Loaded with symbols from the entire African diaspora--beginning with the slaves' capture in the native land through the voyage in slave ships to the survival of culture in the New World--the piece is at once graceful, haunting, and educational. Built with the help of local students, it encapsulates so much of Scott's importance as a teacher and griot, as well as his prowess as an original modern artist.

Since we returned to New Orleans, Kim and I have kept a look out for Scott's pieces throughout the city. In the building where I work, we have a large collection of his pieces, both sculpture and painting. One smaller mobile hangs above my desk, and I often stop and consider it, along with the other works in our meeting rooms and lobby.

Just this past Friday, I interviewed a lighting designer to better illuminate several of the sculptures for an upcoming event. The lighting designer asked me how Scott was doing. As it turns out, he did the lighting for "Spirit House," and was touched by the artist's humbleness and generosity in their brief conversations. This was often the case when I'd show the art to people--a sincere care and hope that John was OK.

"We actually heard he was feeling better," I told him. "We're kind of dreaming that he might even make the event."

As it turns out, John Scott passed away the next day in Houston. Though I never met him, his work's proximity to me, and the fullness of his expressions of New Orleans' identity, made the loss especially sad, and a little eerie.
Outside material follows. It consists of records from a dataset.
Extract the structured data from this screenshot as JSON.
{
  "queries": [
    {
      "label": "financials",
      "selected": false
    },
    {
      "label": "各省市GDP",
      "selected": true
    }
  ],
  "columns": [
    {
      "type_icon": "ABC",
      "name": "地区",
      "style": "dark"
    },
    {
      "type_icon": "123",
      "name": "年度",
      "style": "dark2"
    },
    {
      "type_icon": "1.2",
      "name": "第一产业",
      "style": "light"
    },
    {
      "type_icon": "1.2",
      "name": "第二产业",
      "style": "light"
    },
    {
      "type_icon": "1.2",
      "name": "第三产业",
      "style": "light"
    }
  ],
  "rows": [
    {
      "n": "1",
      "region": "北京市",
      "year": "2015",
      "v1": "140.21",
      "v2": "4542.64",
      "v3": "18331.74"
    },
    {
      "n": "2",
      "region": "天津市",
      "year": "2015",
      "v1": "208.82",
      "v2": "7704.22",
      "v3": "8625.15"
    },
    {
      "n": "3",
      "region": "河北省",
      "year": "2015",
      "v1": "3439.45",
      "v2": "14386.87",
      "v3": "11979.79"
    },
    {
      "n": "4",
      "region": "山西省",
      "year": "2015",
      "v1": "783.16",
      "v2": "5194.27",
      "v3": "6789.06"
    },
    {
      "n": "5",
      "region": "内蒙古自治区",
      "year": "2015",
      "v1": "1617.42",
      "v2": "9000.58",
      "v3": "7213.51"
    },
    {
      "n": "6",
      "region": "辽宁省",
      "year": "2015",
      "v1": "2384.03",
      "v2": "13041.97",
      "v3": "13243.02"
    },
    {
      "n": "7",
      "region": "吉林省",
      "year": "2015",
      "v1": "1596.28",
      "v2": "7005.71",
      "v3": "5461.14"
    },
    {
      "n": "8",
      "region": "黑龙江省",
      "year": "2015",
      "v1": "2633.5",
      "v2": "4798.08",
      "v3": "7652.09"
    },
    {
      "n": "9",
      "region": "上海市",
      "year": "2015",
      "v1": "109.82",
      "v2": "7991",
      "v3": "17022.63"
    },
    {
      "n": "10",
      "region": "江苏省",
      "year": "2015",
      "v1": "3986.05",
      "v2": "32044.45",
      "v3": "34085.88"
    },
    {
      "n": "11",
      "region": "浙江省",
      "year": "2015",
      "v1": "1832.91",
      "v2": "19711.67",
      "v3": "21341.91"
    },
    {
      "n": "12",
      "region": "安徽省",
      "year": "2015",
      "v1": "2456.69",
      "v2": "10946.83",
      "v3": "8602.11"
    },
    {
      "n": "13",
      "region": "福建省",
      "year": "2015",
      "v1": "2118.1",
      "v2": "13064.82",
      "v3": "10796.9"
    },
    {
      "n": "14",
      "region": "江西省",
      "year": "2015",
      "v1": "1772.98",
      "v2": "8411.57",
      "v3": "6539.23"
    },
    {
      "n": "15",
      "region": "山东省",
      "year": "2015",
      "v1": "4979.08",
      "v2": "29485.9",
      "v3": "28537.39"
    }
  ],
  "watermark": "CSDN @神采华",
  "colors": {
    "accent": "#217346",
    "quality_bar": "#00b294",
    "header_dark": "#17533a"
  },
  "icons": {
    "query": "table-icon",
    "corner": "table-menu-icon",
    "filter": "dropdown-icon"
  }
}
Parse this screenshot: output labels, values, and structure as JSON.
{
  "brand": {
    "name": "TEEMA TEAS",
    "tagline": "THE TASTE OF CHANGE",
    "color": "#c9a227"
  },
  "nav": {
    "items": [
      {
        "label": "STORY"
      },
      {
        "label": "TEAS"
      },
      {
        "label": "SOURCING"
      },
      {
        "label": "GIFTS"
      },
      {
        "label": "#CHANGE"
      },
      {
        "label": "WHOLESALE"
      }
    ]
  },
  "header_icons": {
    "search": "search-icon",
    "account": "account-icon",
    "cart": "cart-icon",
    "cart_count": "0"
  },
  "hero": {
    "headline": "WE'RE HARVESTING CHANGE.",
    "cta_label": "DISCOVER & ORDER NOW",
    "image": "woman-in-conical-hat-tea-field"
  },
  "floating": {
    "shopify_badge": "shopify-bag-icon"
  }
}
Standing under "Spirit House" today, though, I understood why people asked after him, and just how important an artist can be to his own people and place.